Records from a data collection
* * *
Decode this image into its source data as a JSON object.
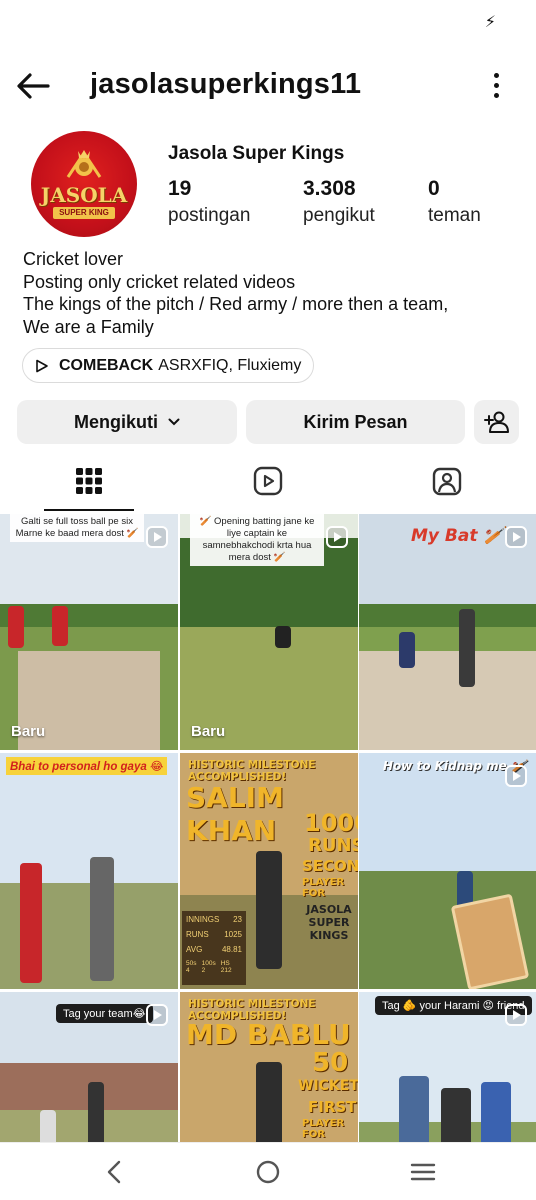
{
  "status_bar": {
    "charging_icon": "bolt-icon"
  },
  "header": {
    "back_icon": "arrow-left-icon",
    "username": "jasolasuperkings11",
    "menu_icon": "more-vertical-icon"
  },
  "profile": {
    "avatar_logo_text": "JASOLA",
    "avatar_logo_sub": "SUPER KING",
    "full_name": "Jasola Super Kings",
    "stats": [
      {
        "value": "19",
        "label": "postingan"
      },
      {
        "value": "3.308",
        "label": "pengikut"
      },
      {
        "value": "0",
        "label": "teman"
      }
    ],
    "bio_lines": [
      "Cricket lover",
      "Posting only cricket related videos",
      "The kings of the pitch / Red army / more then a team,",
      "We are a Family"
    ],
    "music": {
      "title": "COMEBACK",
      "artists": "ASRXFIQ, Fluxiemy"
    }
  },
  "actions": {
    "follow_label": "Mengikuti",
    "message_label": "Kirim Pesan",
    "add_user_icon": "add-person-icon"
  },
  "tabs": [
    "grid-icon",
    "reels-icon",
    "tagged-icon"
  ],
  "posts": [
    {
      "caption": "Galti se full toss ball pe six Marne ke baad mera dost 🏏",
      "label": "Baru"
    },
    {
      "caption": "🏏 Opening batting jane ke liye captain ke samnebhakchodi krta hua mera dost 🏏",
      "label": "Baru"
    },
    {
      "overlay": "My Bat 🏏"
    },
    {
      "overlay": "Bhai to personal ho gaya 😂"
    },
    {
      "headline": "HISTORIC MILESTONE ACCOMPLISHED!",
      "name": "SALIM KHAN",
      "big": "1000",
      "big2": "RUNS",
      "big3": "SECOND",
      "sub": "PLAYER FOR",
      "team": "JASOLA SUPER KINGS",
      "stats": [
        [
          "INNINGS",
          "23"
        ],
        [
          "RUNS",
          "1025"
        ],
        [
          "AVG",
          "48.81"
        ],
        [
          "50s 4",
          "100s 2",
          "HS 212"
        ]
      ]
    },
    {
      "overlay": "How to Kidnap me 🏏"
    },
    {
      "overlay": "Tag your team😂"
    },
    {
      "headline": "HISTORIC MILESTONE ACCOMPLISHED!",
      "name": "MD BABLU",
      "big": "50",
      "big2": "WICKETS",
      "big3": "FIRST",
      "sub": "PLAYER FOR"
    },
    {
      "overlay": "Tag 🫵 your Harami 😡 friend"
    }
  ],
  "nav": [
    "back-nav-icon",
    "home-nav-icon",
    "recents-nav-icon"
  ],
  "colors": {
    "accent_red": "#d2211d",
    "button_bg": "#efefef",
    "text": "#111111"
  }
}
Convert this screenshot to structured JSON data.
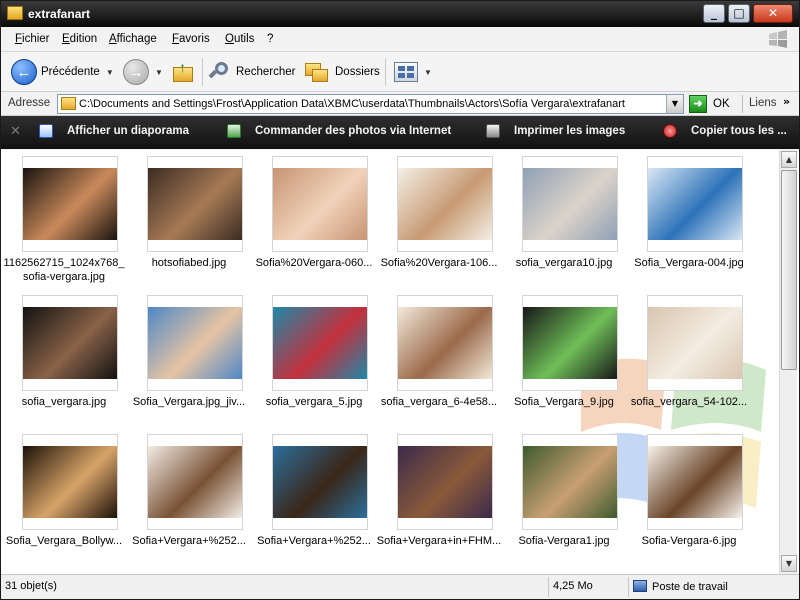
{
  "window": {
    "title": "extrafanart"
  },
  "titlebar": {
    "min": "_",
    "max": "□",
    "close": "✕"
  },
  "menu": [
    "Fichier",
    "Edition",
    "Affichage",
    "Favoris",
    "Outils",
    "?"
  ],
  "toolbar": {
    "back": "Précédente",
    "search": "Rechercher",
    "folders": "Dossiers"
  },
  "address": {
    "label": "Adresse",
    "path": "C:\\Documents and Settings\\Frost\\Application Data\\XBMC\\userdata\\Thumbnails\\Actors\\Sofía Vergara\\extrafanart",
    "go": "OK",
    "links": "Liens"
  },
  "tasks": [
    {
      "label": "Afficher un diaporama",
      "icon": "slideshow-icon"
    },
    {
      "label": "Commander des photos via Internet",
      "icon": "order-prints-icon"
    },
    {
      "label": "Imprimer les images",
      "icon": "printer-icon"
    },
    {
      "label": "Copier tous les ...",
      "icon": "copy-cd-icon"
    }
  ],
  "files": [
    {
      "name": "1162562715_1024x768_\nsofia-vergara.jpg",
      "colors": [
        "#1a1410",
        "#c98a5a"
      ]
    },
    {
      "name": "hotsofiabed.jpg",
      "colors": [
        "#3a2c22",
        "#a77a55"
      ]
    },
    {
      "name": "Sofia%20Vergara-060...",
      "colors": [
        "#c79474",
        "#f1d2b9"
      ]
    },
    {
      "name": "Sofia%20Vergara-106...",
      "colors": [
        "#f4efe6",
        "#c79a72"
      ]
    },
    {
      "name": "sofia_vergara10.jpg",
      "colors": [
        "#8fa0b6",
        "#dbd3c8"
      ]
    },
    {
      "name": "Sofia_Vergara-004.jpg",
      "colors": [
        "#d9e7f5",
        "#2d73b8"
      ]
    },
    {
      "name": "sofia_vergara.jpg",
      "colors": [
        "#121212",
        "#8a6248"
      ]
    },
    {
      "name": "Sofia_Vergara.jpg_jiv...",
      "colors": [
        "#4f87c6",
        "#e6c5a4"
      ]
    },
    {
      "name": "sofia_vergara_5.jpg",
      "colors": [
        "#1f88a8",
        "#c4303c"
      ]
    },
    {
      "name": "sofia_vergara_6-4e58...",
      "colors": [
        "#f3e9da",
        "#9a6a4a"
      ]
    },
    {
      "name": "Sofia_Vergara_9.jpg",
      "colors": [
        "#181818",
        "#6fbf58"
      ]
    },
    {
      "name": "sofia_vergara_54-102...",
      "colors": [
        "#d8c6b0",
        "#f4ece2"
      ]
    },
    {
      "name": "Sofia_Vergara_Bollyw...",
      "colors": [
        "#1c1208",
        "#d8a468"
      ]
    },
    {
      "name": "Sofia+Vergara+%252...",
      "colors": [
        "#f2ece4",
        "#7a5236"
      ]
    },
    {
      "name": "Sofia+Vergara+%252...",
      "colors": [
        "#2c6f9c",
        "#3a2618"
      ]
    },
    {
      "name": "Sofia+Vergara+in+FHM...",
      "colors": [
        "#3c2a4a",
        "#8a5a3a"
      ]
    },
    {
      "name": "Sofia-Vergara1.jpg",
      "colors": [
        "#3e5a2e",
        "#c9a073"
      ]
    },
    {
      "name": "Sofia-Vergara-6.jpg",
      "colors": [
        "#f6f2ea",
        "#6a4428"
      ]
    }
  ],
  "status": {
    "count": "31 objet(s)",
    "size": "4,25 Mo",
    "location": "Poste de travail"
  }
}
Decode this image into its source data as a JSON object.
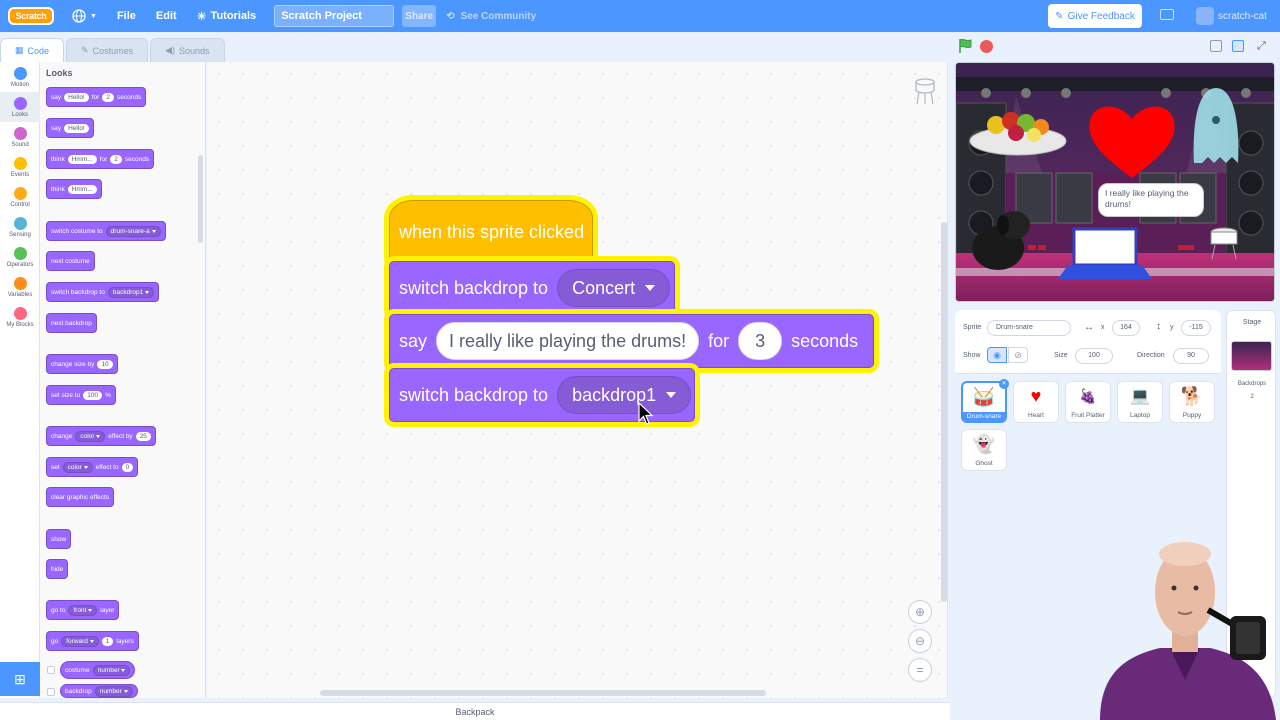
{
  "menubar": {
    "logo": "Scratch",
    "file": "File",
    "edit": "Edit",
    "tutorials": "Tutorials",
    "project_title": "Scratch Project",
    "share": "Share",
    "see_community": "See Community",
    "give_feedback": "Give Feedback",
    "username": "scratch-cat"
  },
  "tabs": {
    "code": "Code",
    "costumes": "Costumes",
    "sounds": "Sounds"
  },
  "categories": [
    {
      "label": "Motion",
      "color": "#4c97ff"
    },
    {
      "label": "Looks",
      "color": "#9966ff"
    },
    {
      "label": "Sound",
      "color": "#cf63cf"
    },
    {
      "label": "Events",
      "color": "#ffbf00"
    },
    {
      "label": "Control",
      "color": "#ffab19"
    },
    {
      "label": "Sensing",
      "color": "#5cb1d6"
    },
    {
      "label": "Operators",
      "color": "#59c059"
    },
    {
      "label": "Variables",
      "color": "#ff8c1a"
    },
    {
      "label": "My Blocks",
      "color": "#ff6680"
    }
  ],
  "palette": {
    "title": "Looks",
    "say_for": {
      "say": "say",
      "msg": "Hello!",
      "for": "for",
      "secs": "2",
      "seconds": "seconds"
    },
    "say": {
      "say": "say",
      "msg": "Hello!"
    },
    "think_for": {
      "think": "think",
      "msg": "Hmm...",
      "for": "for",
      "secs": "2",
      "seconds": "seconds"
    },
    "think": {
      "think": "think",
      "msg": "Hmm..."
    },
    "switch_costume": {
      "label": "switch costume to",
      "value": "drum-snare-a"
    },
    "next_costume": "next costume",
    "switch_backdrop": {
      "label": "switch backdrop to",
      "value": "backdrop1"
    },
    "next_backdrop": "next backdrop",
    "change_size": {
      "label": "change size by",
      "value": "10"
    },
    "set_size": {
      "label": "set size to",
      "value": "100",
      "unit": "%"
    },
    "change_effect": {
      "change": "change",
      "effect": "color",
      "by": "effect by",
      "value": "25"
    },
    "set_effect": {
      "set": "set",
      "effect": "color",
      "to": "effect to",
      "value": "0"
    },
    "clear_effects": "clear graphic effects",
    "show": "show",
    "hide": "hide",
    "go_to_layer": {
      "go_to": "go to",
      "layer": "front",
      "suffix": "layer"
    },
    "go_layers": {
      "go": "go",
      "dir": "forward",
      "value": "1",
      "suffix": "layers"
    },
    "costume_reporter": {
      "label": "costume",
      "value": "number"
    },
    "backdrop_reporter": {
      "label": "backdrop",
      "value": "number"
    }
  },
  "script": {
    "hat": "when this sprite clicked",
    "block1": {
      "label": "switch backdrop to",
      "value": "Concert"
    },
    "block2": {
      "say": "say",
      "message": "I really like playing the drums!",
      "for": "for",
      "secs": "3",
      "seconds": "seconds"
    },
    "block3": {
      "label": "switch backdrop to",
      "value": "backdrop1"
    }
  },
  "stage": {
    "speech": "I really like playing the drums!"
  },
  "sprite_info": {
    "sprite_label": "Sprite",
    "sprite_name": "Drum-snare",
    "x_label": "x",
    "x_value": "164",
    "y_label": "y",
    "y_value": "-115",
    "show_label": "Show",
    "size_label": "Size",
    "size_value": "100",
    "direction_label": "Direction",
    "direction_value": "90"
  },
  "sprites": [
    {
      "name": "Drum-snare",
      "icon": "drum-icon"
    },
    {
      "name": "Heart",
      "icon": "heart-icon"
    },
    {
      "name": "Fruit Platter",
      "icon": "fruit-icon"
    },
    {
      "name": "Laptop",
      "icon": "laptop-icon"
    },
    {
      "name": "Puppy",
      "icon": "puppy-icon"
    },
    {
      "name": "Ghost",
      "icon": "ghost-icon"
    }
  ],
  "stage_pane": {
    "title": "Stage",
    "backdrops_label": "Backdrops",
    "backdrops_count": "2"
  },
  "backpack": "Backpack"
}
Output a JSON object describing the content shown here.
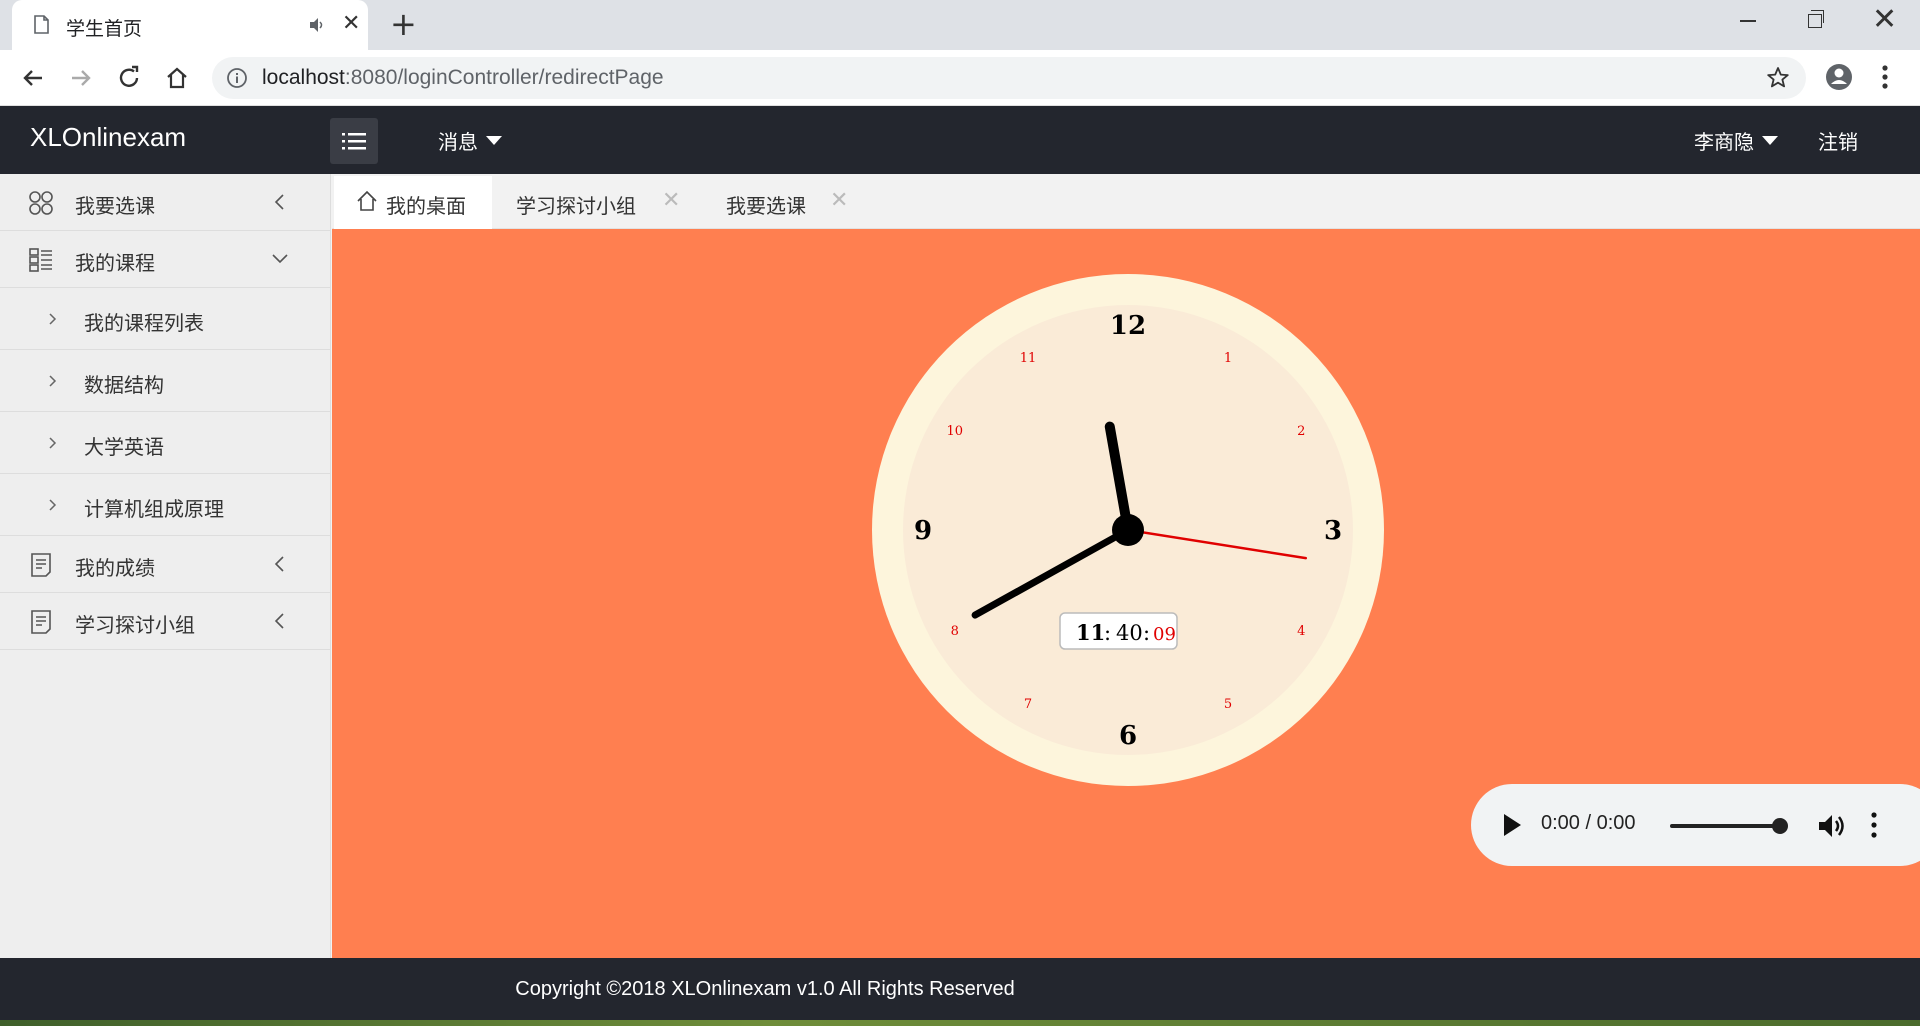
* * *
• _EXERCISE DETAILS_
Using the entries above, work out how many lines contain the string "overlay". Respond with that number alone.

• _EXERCISE ANSWER_
5